━━━ Material provided ━━━

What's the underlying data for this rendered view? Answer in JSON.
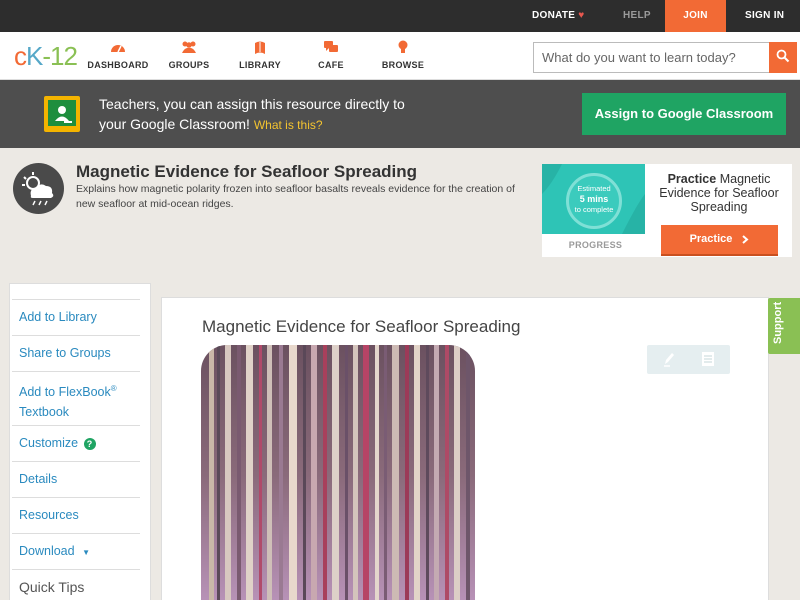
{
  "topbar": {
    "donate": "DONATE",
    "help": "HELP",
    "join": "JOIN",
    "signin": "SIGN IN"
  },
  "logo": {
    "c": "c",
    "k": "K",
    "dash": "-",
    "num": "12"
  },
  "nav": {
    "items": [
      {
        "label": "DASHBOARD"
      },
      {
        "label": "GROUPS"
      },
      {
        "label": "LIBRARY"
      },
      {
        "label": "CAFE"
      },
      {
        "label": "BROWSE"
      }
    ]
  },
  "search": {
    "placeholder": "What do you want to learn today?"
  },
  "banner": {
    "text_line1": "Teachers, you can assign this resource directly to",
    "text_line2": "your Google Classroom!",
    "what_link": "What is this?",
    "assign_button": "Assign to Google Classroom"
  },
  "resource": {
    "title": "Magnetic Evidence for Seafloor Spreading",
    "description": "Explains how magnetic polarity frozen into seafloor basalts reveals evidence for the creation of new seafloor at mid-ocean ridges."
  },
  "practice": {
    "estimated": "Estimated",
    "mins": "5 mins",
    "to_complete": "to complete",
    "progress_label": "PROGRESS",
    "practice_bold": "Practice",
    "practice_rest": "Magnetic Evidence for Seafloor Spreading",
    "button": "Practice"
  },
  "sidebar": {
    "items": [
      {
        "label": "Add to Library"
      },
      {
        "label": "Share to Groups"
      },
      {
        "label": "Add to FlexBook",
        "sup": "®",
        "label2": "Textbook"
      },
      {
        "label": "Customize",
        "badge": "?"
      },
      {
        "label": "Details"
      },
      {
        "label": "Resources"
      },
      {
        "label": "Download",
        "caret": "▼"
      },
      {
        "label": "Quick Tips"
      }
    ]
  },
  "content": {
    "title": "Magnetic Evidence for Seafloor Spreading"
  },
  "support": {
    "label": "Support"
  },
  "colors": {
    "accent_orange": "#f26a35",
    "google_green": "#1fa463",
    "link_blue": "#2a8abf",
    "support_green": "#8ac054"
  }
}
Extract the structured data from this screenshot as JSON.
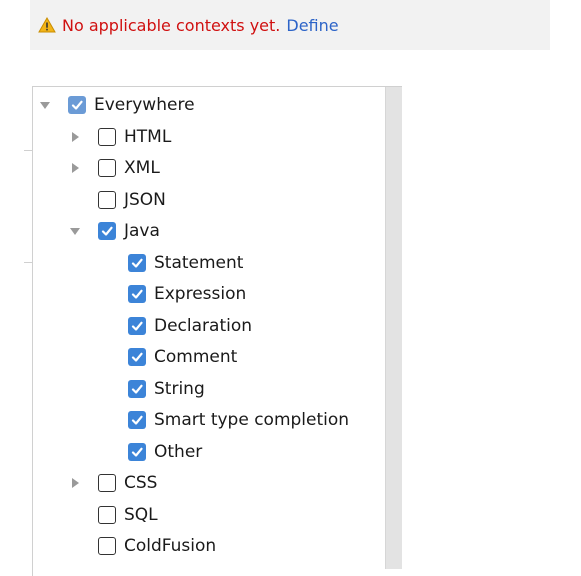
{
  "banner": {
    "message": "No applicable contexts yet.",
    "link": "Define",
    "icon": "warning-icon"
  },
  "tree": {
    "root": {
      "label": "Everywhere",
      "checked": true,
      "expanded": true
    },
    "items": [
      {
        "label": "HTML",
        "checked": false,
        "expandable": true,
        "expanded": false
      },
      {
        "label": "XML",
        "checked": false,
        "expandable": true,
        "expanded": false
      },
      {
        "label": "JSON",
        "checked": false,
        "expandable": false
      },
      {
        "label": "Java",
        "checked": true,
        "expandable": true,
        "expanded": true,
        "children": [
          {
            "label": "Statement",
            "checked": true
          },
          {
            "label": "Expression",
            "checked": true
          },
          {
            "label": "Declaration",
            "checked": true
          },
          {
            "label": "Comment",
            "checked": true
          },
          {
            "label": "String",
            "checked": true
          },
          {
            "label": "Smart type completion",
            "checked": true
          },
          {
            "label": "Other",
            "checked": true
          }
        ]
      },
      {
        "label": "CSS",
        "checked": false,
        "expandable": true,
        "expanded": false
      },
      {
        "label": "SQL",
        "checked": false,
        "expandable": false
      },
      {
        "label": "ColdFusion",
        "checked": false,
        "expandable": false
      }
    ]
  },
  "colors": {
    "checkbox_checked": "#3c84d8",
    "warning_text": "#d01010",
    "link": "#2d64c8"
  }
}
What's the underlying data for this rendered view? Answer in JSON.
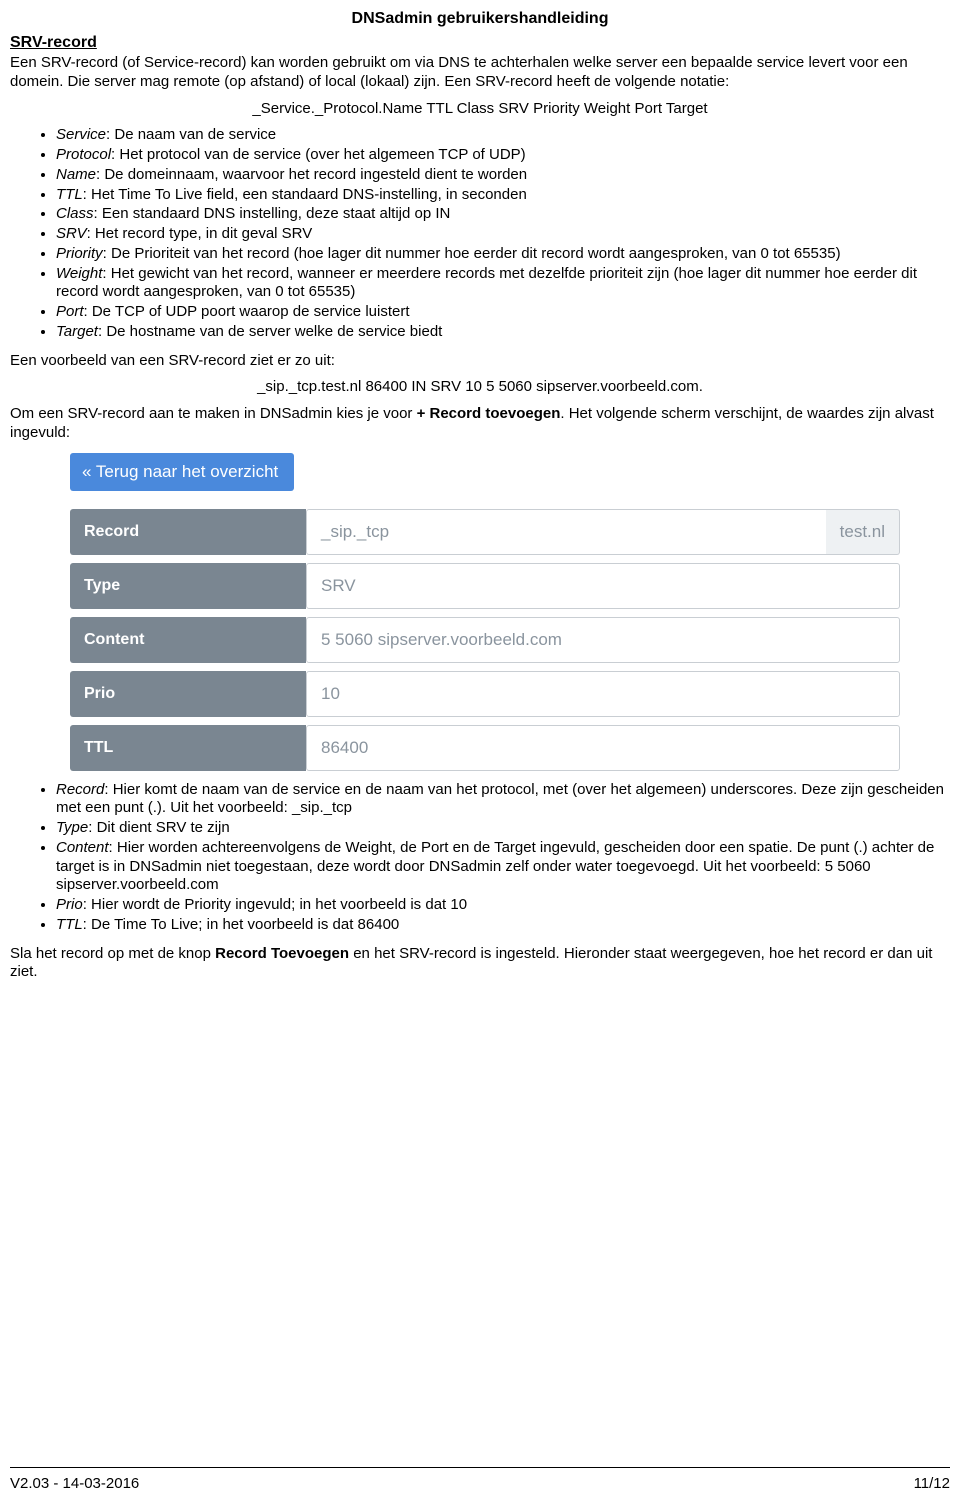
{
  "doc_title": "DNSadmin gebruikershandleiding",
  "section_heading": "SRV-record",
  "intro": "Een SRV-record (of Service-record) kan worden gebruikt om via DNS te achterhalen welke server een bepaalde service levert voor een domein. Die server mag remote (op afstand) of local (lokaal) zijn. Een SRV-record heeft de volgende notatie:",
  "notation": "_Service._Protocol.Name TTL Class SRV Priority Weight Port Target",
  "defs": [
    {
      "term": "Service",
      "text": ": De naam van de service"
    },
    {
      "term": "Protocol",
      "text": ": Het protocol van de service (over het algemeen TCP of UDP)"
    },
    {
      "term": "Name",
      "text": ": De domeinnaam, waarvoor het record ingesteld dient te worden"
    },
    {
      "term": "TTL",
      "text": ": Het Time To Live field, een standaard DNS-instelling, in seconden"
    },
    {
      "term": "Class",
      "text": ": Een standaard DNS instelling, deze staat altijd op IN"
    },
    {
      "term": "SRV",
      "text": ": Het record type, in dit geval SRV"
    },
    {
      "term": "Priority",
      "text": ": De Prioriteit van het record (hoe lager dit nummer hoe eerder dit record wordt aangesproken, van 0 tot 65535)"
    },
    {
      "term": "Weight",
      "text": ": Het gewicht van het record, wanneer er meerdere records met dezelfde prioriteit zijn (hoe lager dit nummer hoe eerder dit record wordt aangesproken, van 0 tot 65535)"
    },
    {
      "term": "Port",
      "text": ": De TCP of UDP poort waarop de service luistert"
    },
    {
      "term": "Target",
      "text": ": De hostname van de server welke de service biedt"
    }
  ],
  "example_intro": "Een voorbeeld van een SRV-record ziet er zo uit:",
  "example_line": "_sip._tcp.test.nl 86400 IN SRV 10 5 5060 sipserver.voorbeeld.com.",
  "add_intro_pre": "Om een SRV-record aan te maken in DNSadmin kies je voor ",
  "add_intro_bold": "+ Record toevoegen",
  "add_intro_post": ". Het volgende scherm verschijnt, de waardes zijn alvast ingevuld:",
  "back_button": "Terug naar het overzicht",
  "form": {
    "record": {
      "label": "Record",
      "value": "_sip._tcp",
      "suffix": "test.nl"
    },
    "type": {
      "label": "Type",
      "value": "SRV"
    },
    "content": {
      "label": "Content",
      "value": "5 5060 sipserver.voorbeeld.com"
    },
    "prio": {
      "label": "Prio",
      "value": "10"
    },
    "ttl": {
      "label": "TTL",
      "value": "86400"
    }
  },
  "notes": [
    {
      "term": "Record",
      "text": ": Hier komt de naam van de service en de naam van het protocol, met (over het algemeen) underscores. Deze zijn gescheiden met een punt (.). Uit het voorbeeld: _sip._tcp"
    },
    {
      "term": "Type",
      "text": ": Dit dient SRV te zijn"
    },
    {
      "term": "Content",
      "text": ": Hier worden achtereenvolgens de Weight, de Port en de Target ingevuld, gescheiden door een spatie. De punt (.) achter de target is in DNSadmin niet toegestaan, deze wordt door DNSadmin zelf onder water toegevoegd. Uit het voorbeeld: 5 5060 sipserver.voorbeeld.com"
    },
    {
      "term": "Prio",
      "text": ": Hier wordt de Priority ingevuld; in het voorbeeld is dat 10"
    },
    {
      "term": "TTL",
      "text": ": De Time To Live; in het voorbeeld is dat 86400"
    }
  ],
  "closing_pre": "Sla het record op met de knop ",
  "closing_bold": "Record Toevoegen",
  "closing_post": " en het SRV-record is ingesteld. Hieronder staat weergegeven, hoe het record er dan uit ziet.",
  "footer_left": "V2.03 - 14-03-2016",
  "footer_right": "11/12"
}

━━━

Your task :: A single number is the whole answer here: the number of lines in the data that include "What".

Task answer :: 4